When you see a doctor because you're having trouble getting your partner pregnant, he or she will try to determine the underlying cause. Even if your doctor thinks low sperm count is the problem, it is recommended that your partner be evaluated to rule out potential contributing factors and determine if assisted reproductive techniques may be required.
A low sperm count is diagnosed as part of a semen analysis test. Sperm count is generally determined by examining semen under a microscope to see how many sperm appear within squares on a grid pattern. In some cases, a computer might be used to measure sperm count.
Semen samples can be obtained in a couple of different ways. You can provide a sample by masturbating and ejaculating into a special container at the doctor's office. Because of religious or cultural beliefs, some men prefer an alternative method of semen collection. In such cases, semen can be collected by using a special condom during intercourse.

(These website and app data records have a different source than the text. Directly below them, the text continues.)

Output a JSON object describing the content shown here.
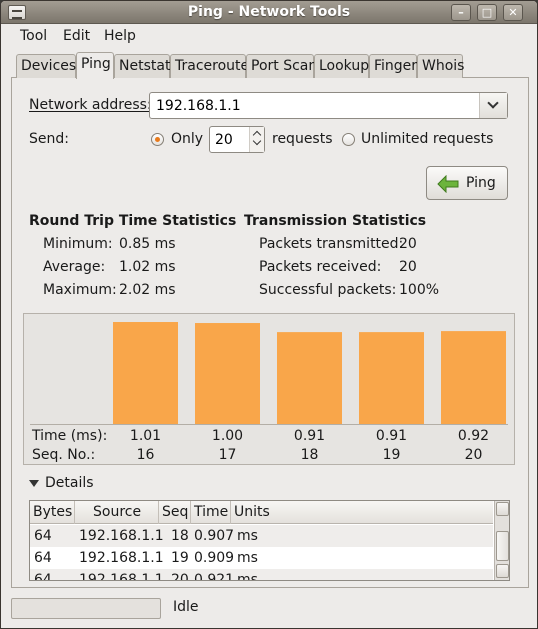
{
  "window": {
    "title": "Ping - Network Tools"
  },
  "menubar": [
    "Tool",
    "Edit",
    "Help"
  ],
  "tabs": [
    "Devices",
    "Ping",
    "Netstat",
    "Traceroute",
    "Port Scan",
    "Lookup",
    "Finger",
    "Whois"
  ],
  "active_tab": "Ping",
  "form": {
    "address_label": "Network address:",
    "address_value": "192.168.1.1",
    "send_label": "Send:",
    "only_label": "Only",
    "count_value": "20",
    "requests_label": "requests",
    "unlimited_label": "Unlimited requests",
    "selected_mode": "Only",
    "ping_button": "Ping"
  },
  "rtt": {
    "title": "Round Trip Time Statistics",
    "rows": [
      {
        "label": "Minimum:",
        "value": "0.85 ms"
      },
      {
        "label": "Average:",
        "value": "1.02 ms"
      },
      {
        "label": "Maximum:",
        "value": "2.02 ms"
      }
    ]
  },
  "tx": {
    "title": "Transmission Statistics",
    "rows": [
      {
        "label": "Packets transmitted:",
        "value": "20"
      },
      {
        "label": "Packets received:",
        "value": "20"
      },
      {
        "label": "Successful packets:",
        "value": "100%"
      }
    ]
  },
  "chart_data": {
    "type": "bar",
    "categories": [
      "16",
      "17",
      "18",
      "19",
      "20"
    ],
    "values": [
      1.01,
      1.0,
      0.91,
      0.91,
      0.92
    ],
    "value_labels": [
      "1.01",
      "1.00",
      "0.91",
      "0.91",
      "0.92"
    ],
    "row_labels": [
      "Time (ms):",
      "Seq. No.:"
    ],
    "ylim": [
      0,
      1.03
    ],
    "bar_color": "#f9a64a"
  },
  "details": {
    "label": "Details",
    "columns": [
      "Bytes",
      "Source",
      "Seq",
      "Time",
      "Units"
    ],
    "rows": [
      [
        "64",
        "192.168.1.1",
        "18",
        "0.907",
        "ms"
      ],
      [
        "64",
        "192.168.1.1",
        "19",
        "0.909",
        "ms"
      ],
      [
        "64",
        "192.168.1.1",
        "20",
        "0.921",
        "ms"
      ]
    ]
  },
  "status": {
    "text": "Idle"
  }
}
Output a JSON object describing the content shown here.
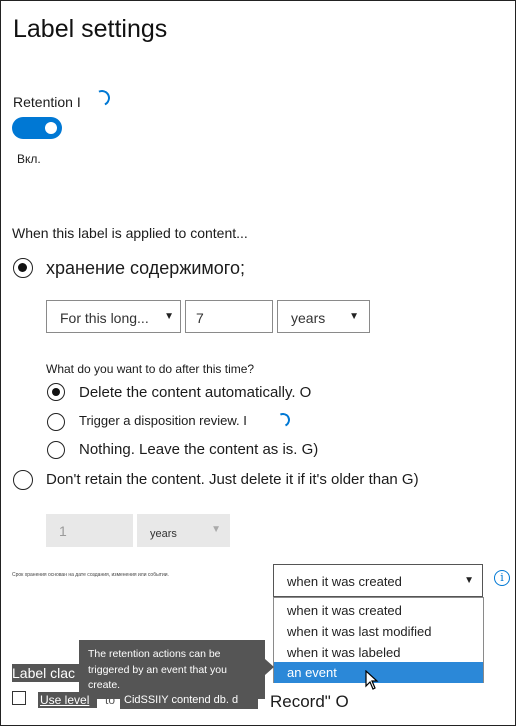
{
  "header": {
    "title": "Label settings"
  },
  "retention": {
    "label": "Retention I",
    "toggle_on": true,
    "toggle_state": "Вкл."
  },
  "applied": {
    "intro": "When this label is applied to content...",
    "retain_option": "хранение содержимого;",
    "period_select": "For this long...",
    "period_value": "7",
    "period_unit": "years",
    "after_question": "What do you want to do after this time?",
    "after_options": [
      {
        "label": "Delete the content automatically. O",
        "selected": true
      },
      {
        "label": "Trigger a disposition review. I",
        "selected": false
      },
      {
        "label": "Nothing. Leave the content as is. G)",
        "selected": false
      }
    ],
    "dont_retain_option": "Don't retain the content. Just delete it if it's older than G)",
    "delete_value": "1",
    "delete_unit": "years"
  },
  "based_on": {
    "hint": "Срок хранения основан на дате создания, изменения или событии.",
    "dropdown_value": "when it was created",
    "options": [
      {
        "label": "when it was created",
        "selected": false
      },
      {
        "label": "when it was last modified",
        "selected": false
      },
      {
        "label": "when it was labeled",
        "selected": false
      },
      {
        "label": "an event",
        "selected": true
      }
    ]
  },
  "tooltip": {
    "text": "The retention actions can be triggered by an event that you create."
  },
  "label_classification": {
    "heading": "Label clac",
    "checkbox_text": "Use level",
    "to_text": "to",
    "chip_text": "CidSSIIY contend db. d",
    "record_text": "Record\" O"
  },
  "icons": {
    "info": "info-icon",
    "spinner": "loading-spinner-icon",
    "caret": "chevron-down-icon",
    "cursor": "mouse-pointer-icon"
  },
  "colors": {
    "accent": "#0078d4",
    "selected_item": "#2b88d8",
    "tooltip_bg": "#555555"
  }
}
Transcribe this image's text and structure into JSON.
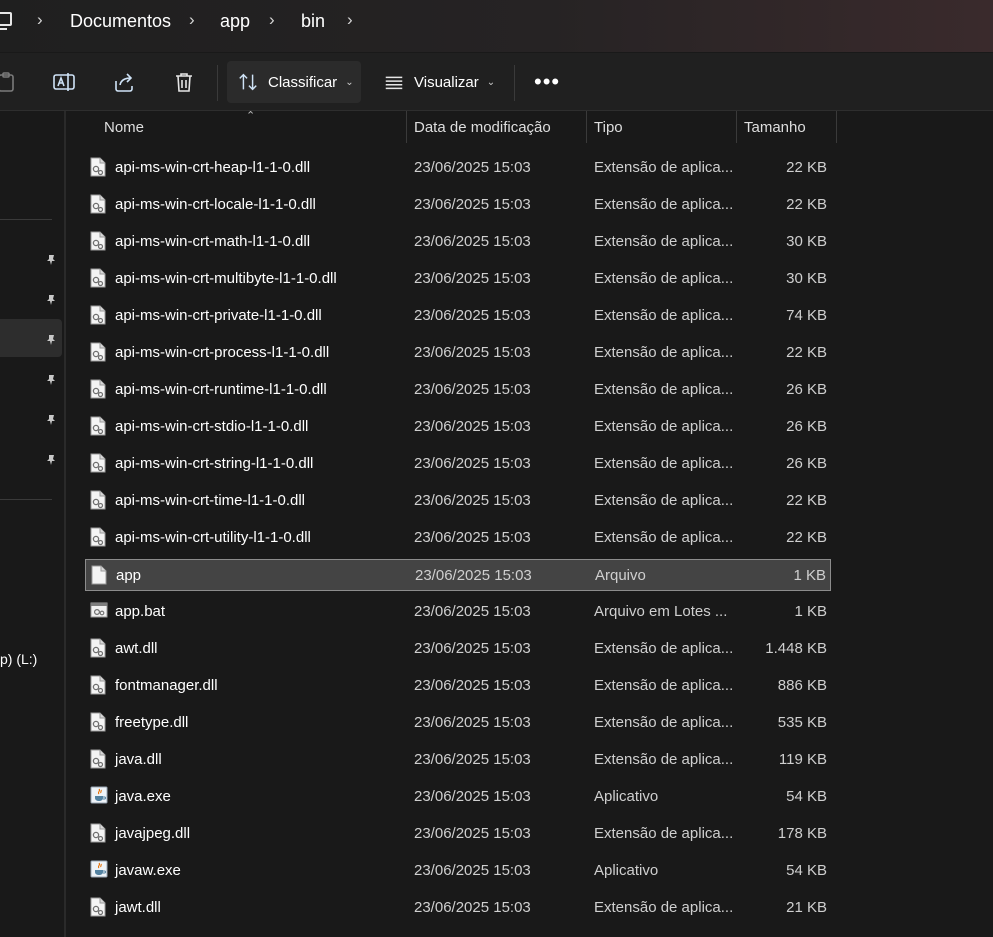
{
  "breadcrumb": {
    "items": [
      "Documentos",
      "app",
      "bin"
    ],
    "root_icon": "computer-icon"
  },
  "toolbar": {
    "sort_label": "Classificar",
    "view_label": "Visualizar",
    "more_label": "•••",
    "icons": [
      "paste-icon",
      "rename-icon",
      "share-icon",
      "delete-icon",
      "sort-icon",
      "view-icon"
    ]
  },
  "navpane": {
    "drive_label": "p) (L:)",
    "pinned_count": 6
  },
  "columns": {
    "name": "Nome",
    "modified": "Data de modificação",
    "type": "Tipo",
    "size": "Tamanho"
  },
  "files": [
    {
      "name": "api-ms-win-crt-heap-l1-1-0.dll",
      "modified": "23/06/2025 15:03",
      "type": "Extensão de aplica...",
      "size": "22 KB",
      "icon": "dll-file-icon"
    },
    {
      "name": "api-ms-win-crt-locale-l1-1-0.dll",
      "modified": "23/06/2025 15:03",
      "type": "Extensão de aplica...",
      "size": "22 KB",
      "icon": "dll-file-icon"
    },
    {
      "name": "api-ms-win-crt-math-l1-1-0.dll",
      "modified": "23/06/2025 15:03",
      "type": "Extensão de aplica...",
      "size": "30 KB",
      "icon": "dll-file-icon"
    },
    {
      "name": "api-ms-win-crt-multibyte-l1-1-0.dll",
      "modified": "23/06/2025 15:03",
      "type": "Extensão de aplica...",
      "size": "30 KB",
      "icon": "dll-file-icon"
    },
    {
      "name": "api-ms-win-crt-private-l1-1-0.dll",
      "modified": "23/06/2025 15:03",
      "type": "Extensão de aplica...",
      "size": "74 KB",
      "icon": "dll-file-icon"
    },
    {
      "name": "api-ms-win-crt-process-l1-1-0.dll",
      "modified": "23/06/2025 15:03",
      "type": "Extensão de aplica...",
      "size": "22 KB",
      "icon": "dll-file-icon"
    },
    {
      "name": "api-ms-win-crt-runtime-l1-1-0.dll",
      "modified": "23/06/2025 15:03",
      "type": "Extensão de aplica...",
      "size": "26 KB",
      "icon": "dll-file-icon"
    },
    {
      "name": "api-ms-win-crt-stdio-l1-1-0.dll",
      "modified": "23/06/2025 15:03",
      "type": "Extensão de aplica...",
      "size": "26 KB",
      "icon": "dll-file-icon"
    },
    {
      "name": "api-ms-win-crt-string-l1-1-0.dll",
      "modified": "23/06/2025 15:03",
      "type": "Extensão de aplica...",
      "size": "26 KB",
      "icon": "dll-file-icon"
    },
    {
      "name": "api-ms-win-crt-time-l1-1-0.dll",
      "modified": "23/06/2025 15:03",
      "type": "Extensão de aplica...",
      "size": "22 KB",
      "icon": "dll-file-icon"
    },
    {
      "name": "api-ms-win-crt-utility-l1-1-0.dll",
      "modified": "23/06/2025 15:03",
      "type": "Extensão de aplica...",
      "size": "22 KB",
      "icon": "dll-file-icon"
    },
    {
      "name": "app",
      "modified": "23/06/2025 15:03",
      "type": "Arquivo",
      "size": "1 KB",
      "icon": "blank-file-icon",
      "selected": true
    },
    {
      "name": "app.bat",
      "modified": "23/06/2025 15:03",
      "type": "Arquivo em Lotes ...",
      "size": "1 KB",
      "icon": "batch-file-icon"
    },
    {
      "name": "awt.dll",
      "modified": "23/06/2025 15:03",
      "type": "Extensão de aplica...",
      "size": "1.448 KB",
      "icon": "dll-file-icon"
    },
    {
      "name": "fontmanager.dll",
      "modified": "23/06/2025 15:03",
      "type": "Extensão de aplica...",
      "size": "886 KB",
      "icon": "dll-file-icon"
    },
    {
      "name": "freetype.dll",
      "modified": "23/06/2025 15:03",
      "type": "Extensão de aplica...",
      "size": "535 KB",
      "icon": "dll-file-icon"
    },
    {
      "name": "java.dll",
      "modified": "23/06/2025 15:03",
      "type": "Extensão de aplica...",
      "size": "119 KB",
      "icon": "dll-file-icon"
    },
    {
      "name": "java.exe",
      "modified": "23/06/2025 15:03",
      "type": "Aplicativo",
      "size": "54 KB",
      "icon": "java-app-icon"
    },
    {
      "name": "javajpeg.dll",
      "modified": "23/06/2025 15:03",
      "type": "Extensão de aplica...",
      "size": "178 KB",
      "icon": "dll-file-icon"
    },
    {
      "name": "javaw.exe",
      "modified": "23/06/2025 15:03",
      "type": "Aplicativo",
      "size": "54 KB",
      "icon": "java-app-icon"
    },
    {
      "name": "jawt.dll",
      "modified": "23/06/2025 15:03",
      "type": "Extensão de aplica...",
      "size": "21 KB",
      "icon": "dll-file-icon"
    }
  ],
  "colors": {
    "background": "#191919",
    "toolbar": "#202020",
    "selection": "#444444",
    "accent": "#cfe3f7"
  }
}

New sperm are produced continually in the testicles and take about 42 to 76 days to mature. So, a current semen analysis reflects your environment over the past three months. Any positive changes you've made won't show up for several months.
One of the most common causes of low sperm count is incomplete or improper collection of a sperm sample. Sperm counts also often fluctuate. Because of these factors, most doctors will check two or more semen samples over time to ensure consistency between samples.
To ensure accuracy in a collection, your doctor will:
- Ask you to make sure all of your semen makes it into the collection cup or collection condom when you ejaculate.
- Have you abstain from ejaculating for at least two but no longer than 11 days before collecting a sample.
- Collect a second sample at least two weeks after the first.
- Have you avoid the use of lubricants because these products can affect sperm motility Semen analysis results.
Normal sperm densities range from 15 million to greater than 200 million sperm per milliliter of semen. You are considered to have a low sperm count if you have fewer than 15 million sperm per milliliter or less than 39 million sperm total per ejaculate.
Your chance of getting your partner pregnant decreases with decreasing sperm counts. Some men have no sperm in their semen at all. This is known as azoospermia (ay-zoh-uh-SPUR-me-uh). There are many factors involved in reproduction, and the number of sperm in your semen is only one. Some men with low sperm counts successfully father children. Likewise, some men with normal sperm counts are unable to father children. Even if you have enough sperm,other factors are important to achieve a pregnancy, including normal sperm movement (motility).